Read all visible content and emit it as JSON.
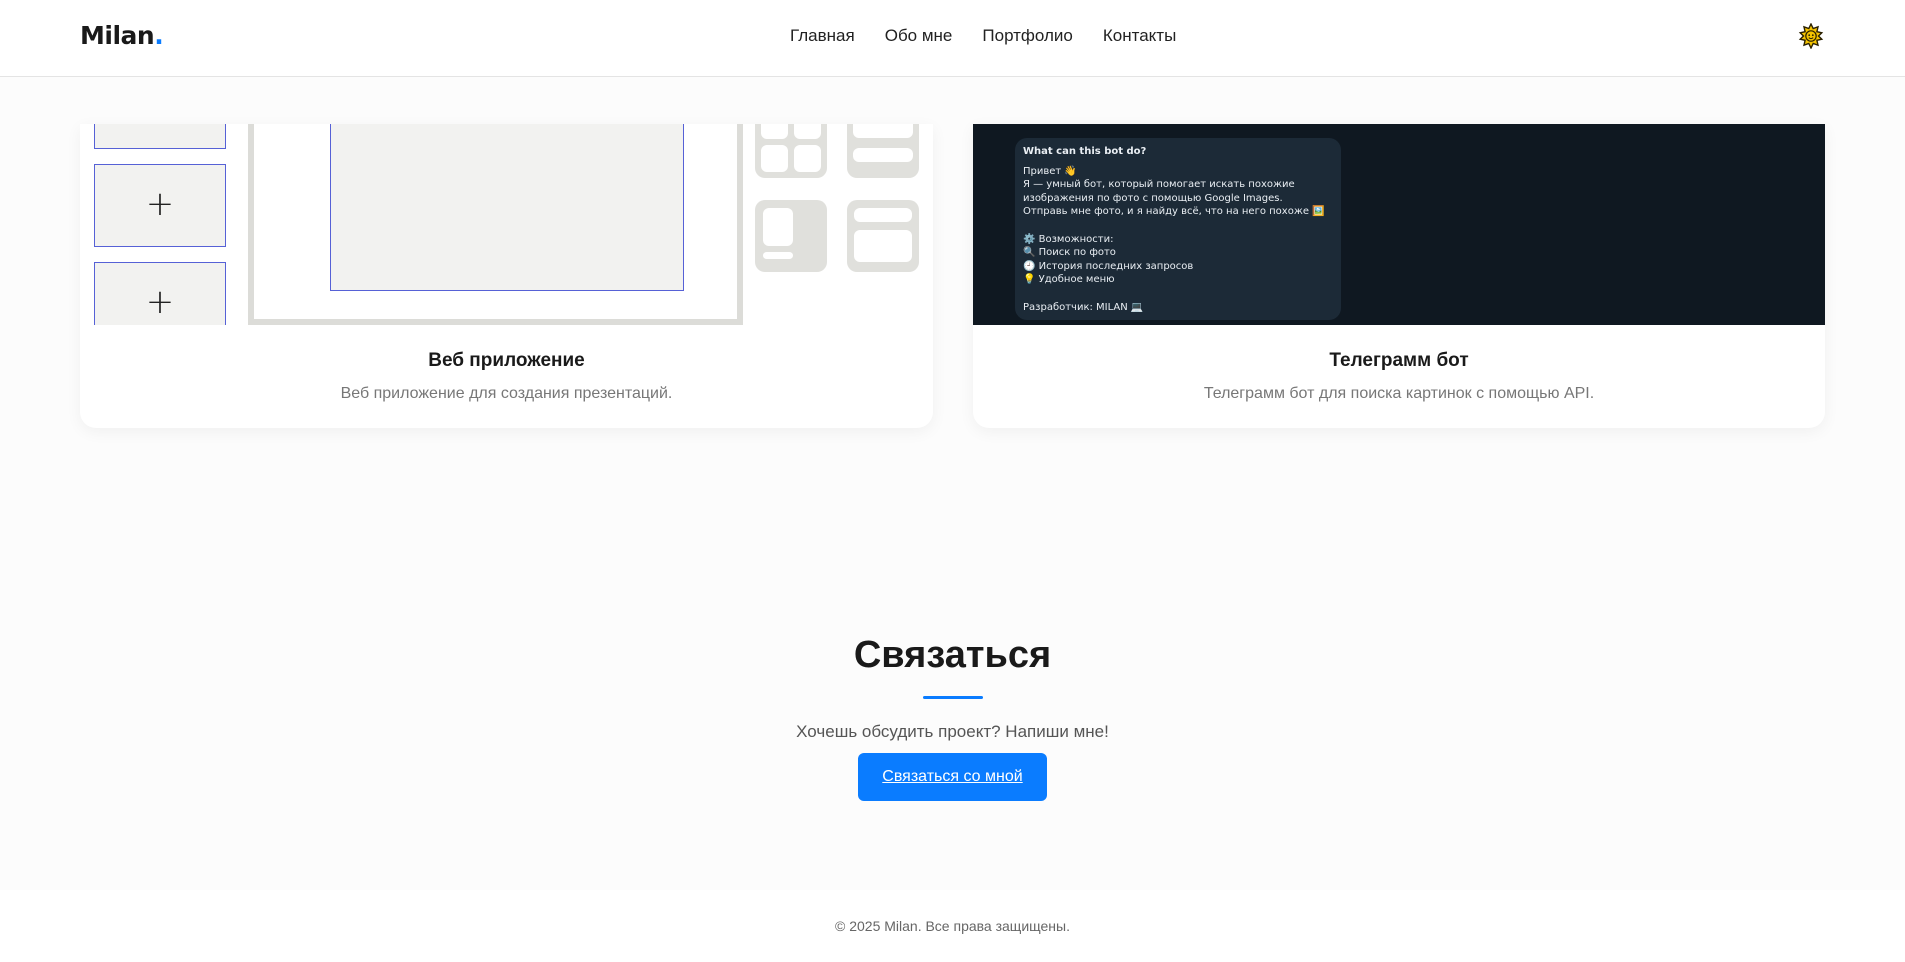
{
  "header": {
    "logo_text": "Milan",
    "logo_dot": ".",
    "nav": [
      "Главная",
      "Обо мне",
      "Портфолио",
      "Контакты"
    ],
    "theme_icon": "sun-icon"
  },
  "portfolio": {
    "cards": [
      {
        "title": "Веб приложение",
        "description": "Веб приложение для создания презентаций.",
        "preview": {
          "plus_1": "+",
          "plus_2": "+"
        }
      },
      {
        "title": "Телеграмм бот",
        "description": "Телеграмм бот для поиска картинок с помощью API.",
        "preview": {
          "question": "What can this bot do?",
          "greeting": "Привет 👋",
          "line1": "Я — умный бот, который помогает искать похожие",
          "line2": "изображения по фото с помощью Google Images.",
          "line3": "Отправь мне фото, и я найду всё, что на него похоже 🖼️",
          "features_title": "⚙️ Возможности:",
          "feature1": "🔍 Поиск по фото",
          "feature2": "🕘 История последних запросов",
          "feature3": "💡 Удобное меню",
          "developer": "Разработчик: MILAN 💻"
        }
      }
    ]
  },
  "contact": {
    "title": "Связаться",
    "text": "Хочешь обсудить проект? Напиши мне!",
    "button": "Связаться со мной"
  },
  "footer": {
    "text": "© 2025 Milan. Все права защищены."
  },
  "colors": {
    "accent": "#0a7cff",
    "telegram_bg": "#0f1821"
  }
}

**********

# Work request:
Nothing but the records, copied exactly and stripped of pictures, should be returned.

# Expected answer:
Read all visible content and emit it as JSON.
{
  "header": {
    "logo_text": "Milan",
    "logo_dot": ".",
    "nav": [
      "Главная",
      "Обо мне",
      "Портфолио",
      "Контакты"
    ],
    "theme_icon": "sun-icon"
  },
  "portfolio": {
    "cards": [
      {
        "title": "Веб приложение",
        "description": "Веб приложение для создания презентаций.",
        "preview": {
          "plus_1": "+",
          "plus_2": "+"
        }
      },
      {
        "title": "Телеграмм бот",
        "description": "Телеграмм бот для поиска картинок с помощью API.",
        "preview": {
          "question": "What can this bot do?",
          "greeting": "Привет 👋",
          "line1": "Я — умный бот, который помогает искать похожие",
          "line2": "изображения по фото с помощью Google Images.",
          "line3": "Отправь мне фото, и я найду всё, что на него похоже 🖼️",
          "features_title": "⚙️ Возможности:",
          "feature1": "🔍 Поиск по фото",
          "feature2": "🕘 История последних запросов",
          "feature3": "💡 Удобное меню",
          "developer": "Разработчик: MILAN 💻"
        }
      }
    ]
  },
  "contact": {
    "title": "Связаться",
    "text": "Хочешь обсудить проект? Напиши мне!",
    "button": "Связаться со мной"
  },
  "footer": {
    "text": "© 2025 Milan. Все права защищены."
  },
  "colors": {
    "accent": "#0a7cff",
    "telegram_bg": "#0f1821"
  }
}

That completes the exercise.